This week unveils more gloomy news regarding the graduate jobs market: that thousands of students are graduating with qualifications for jobs that simply do not exist.
According to research for a book on consumer society, some 52 universities offer degrees in film studies and 66 run courses in television studies. Ironically, however, media is notoriously one of the toughest fields to get into. A further 130 video games degrees are available yet a mere 8 are accredited by the industry body.
Many students are being trained – at university or colleges – in fields that do not have enough positions to employ everyone who graduates with the relevant qualifications.
Steve McKevitt is a marketing expert who is using the figures for his new book Everything Now. He said: “The key point is not that studying for these degrees is a waste of time. There is nothing necessarily wrong with undertaking a degree in PR, media studies, video games or any of the others.
“The fundamental issue here is that these degrees do not necessarily lead to a job in the sector so if that is your only reason for studying them, then you are probably better off studying something else.”
If you plan to opt for a degree or course based on job prospects, here is a quick list of ones you might be better off avoiding:
Hair and beauty – colleges trained 94,000 students in hair and beauty in 2011, but only 18,000 new jobs were available.
Forensic science – only 5,000 of the 5,664 students taking forensic science degrees actually ended up working in the industry in 2009.

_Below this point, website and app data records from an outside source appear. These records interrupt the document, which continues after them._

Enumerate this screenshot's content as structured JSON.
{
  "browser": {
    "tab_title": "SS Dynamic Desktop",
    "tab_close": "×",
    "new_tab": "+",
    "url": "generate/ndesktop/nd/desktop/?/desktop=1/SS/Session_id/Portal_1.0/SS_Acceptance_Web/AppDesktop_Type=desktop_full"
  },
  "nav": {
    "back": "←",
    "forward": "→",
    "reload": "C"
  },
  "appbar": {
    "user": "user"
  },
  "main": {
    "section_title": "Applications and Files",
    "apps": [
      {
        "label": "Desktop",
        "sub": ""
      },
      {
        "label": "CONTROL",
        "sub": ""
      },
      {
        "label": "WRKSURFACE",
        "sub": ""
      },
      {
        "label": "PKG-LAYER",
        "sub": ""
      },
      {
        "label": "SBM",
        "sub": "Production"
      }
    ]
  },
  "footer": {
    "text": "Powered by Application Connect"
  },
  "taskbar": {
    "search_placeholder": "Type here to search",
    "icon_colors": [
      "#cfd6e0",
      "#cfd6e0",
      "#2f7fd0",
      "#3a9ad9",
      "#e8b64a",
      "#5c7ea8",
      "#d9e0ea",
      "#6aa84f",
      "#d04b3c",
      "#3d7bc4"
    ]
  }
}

Media – Even though only 65,000 vacancies were available, nearly 83,000 college students took media courses last year.
In light of the figures, Mr McKevitt said that young people were being “hoodwinked” into paying for expensive courses while being “failed by an education system which ignores the needs of employers”.
On the other hand, demand for engineering and physics jobs falls way below the number of positions available: less than 40,000 students finished courses in building-related engineering even though 72,000 jobs were available. For those with an engineering degree, the future looks bright – click here
to have a look at the job options available to you.